▸ **Exercise instructions**
All the data should be repeated exactly. Any image in it is left out.
============
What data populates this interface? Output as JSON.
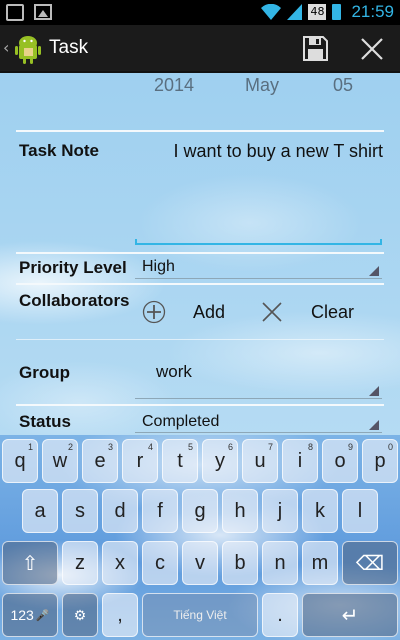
{
  "status_bar": {
    "battery_level": "48",
    "time": "21:59"
  },
  "action_bar": {
    "back_glyph": "‹",
    "title": "Task",
    "save_icon": "save-icon",
    "close_icon": "close-icon"
  },
  "date": {
    "year": "2014",
    "month": "May",
    "day": "05"
  },
  "form": {
    "task_note": {
      "label": "Task Note",
      "value": "I want to buy a new T shirt"
    },
    "priority": {
      "label": "Priority Level",
      "value": "High"
    },
    "collaborators": {
      "label": "Collaborators",
      "add_label": "Add",
      "clear_label": "Clear"
    },
    "group": {
      "label": "Group",
      "value": "work"
    },
    "status": {
      "label": "Status",
      "value": "Completed"
    }
  },
  "keyboard": {
    "row1": [
      {
        "key": "q",
        "hint": "1"
      },
      {
        "key": "w",
        "hint": "2"
      },
      {
        "key": "e",
        "hint": "3"
      },
      {
        "key": "r",
        "hint": "4"
      },
      {
        "key": "t",
        "hint": "5"
      },
      {
        "key": "y",
        "hint": "6"
      },
      {
        "key": "u",
        "hint": "7"
      },
      {
        "key": "i",
        "hint": "8"
      },
      {
        "key": "o",
        "hint": "9"
      },
      {
        "key": "p",
        "hint": "0"
      }
    ],
    "row2": [
      "a",
      "s",
      "d",
      "f",
      "g",
      "h",
      "j",
      "k",
      "l"
    ],
    "row3": [
      "z",
      "x",
      "c",
      "v",
      "b",
      "n",
      "m"
    ],
    "mode_label": "123",
    "comma": ",",
    "period": ".",
    "space_label": "Tiếng Việt",
    "shift_glyph": "⇧",
    "delete_glyph": "⌫",
    "enter_glyph": "↵",
    "mic_glyph": "🎤",
    "settings_glyph": "⚙"
  },
  "colors": {
    "accent": "#33b5e5",
    "actionbar_bg": "#1b1b1b"
  }
}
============
▸ **Response area**
What data populates this interface? Output as JSON.
{
  "status_bar": {
    "battery_level": "48",
    "time": "21:59"
  },
  "action_bar": {
    "back_glyph": "‹",
    "title": "Task",
    "save_icon": "save-icon",
    "close_icon": "close-icon"
  },
  "date": {
    "year": "2014",
    "month": "May",
    "day": "05"
  },
  "form": {
    "task_note": {
      "label": "Task Note",
      "value": "I want to buy a new T shirt"
    },
    "priority": {
      "label": "Priority Level",
      "value": "High"
    },
    "collaborators": {
      "label": "Collaborators",
      "add_label": "Add",
      "clear_label": "Clear"
    },
    "group": {
      "label": "Group",
      "value": "work"
    },
    "status": {
      "label": "Status",
      "value": "Completed"
    }
  },
  "keyboard": {
    "row1": [
      {
        "key": "q",
        "hint": "1"
      },
      {
        "key": "w",
        "hint": "2"
      },
      {
        "key": "e",
        "hint": "3"
      },
      {
        "key": "r",
        "hint": "4"
      },
      {
        "key": "t",
        "hint": "5"
      },
      {
        "key": "y",
        "hint": "6"
      },
      {
        "key": "u",
        "hint": "7"
      },
      {
        "key": "i",
        "hint": "8"
      },
      {
        "key": "o",
        "hint": "9"
      },
      {
        "key": "p",
        "hint": "0"
      }
    ],
    "row2": [
      "a",
      "s",
      "d",
      "f",
      "g",
      "h",
      "j",
      "k",
      "l"
    ],
    "row3": [
      "z",
      "x",
      "c",
      "v",
      "b",
      "n",
      "m"
    ],
    "mode_label": "123",
    "comma": ",",
    "period": ".",
    "space_label": "Tiếng Việt",
    "shift_glyph": "⇧",
    "delete_glyph": "⌫",
    "enter_glyph": "↵",
    "mic_glyph": "🎤",
    "settings_glyph": "⚙"
  },
  "colors": {
    "accent": "#33b5e5",
    "actionbar_bg": "#1b1b1b"
  }
}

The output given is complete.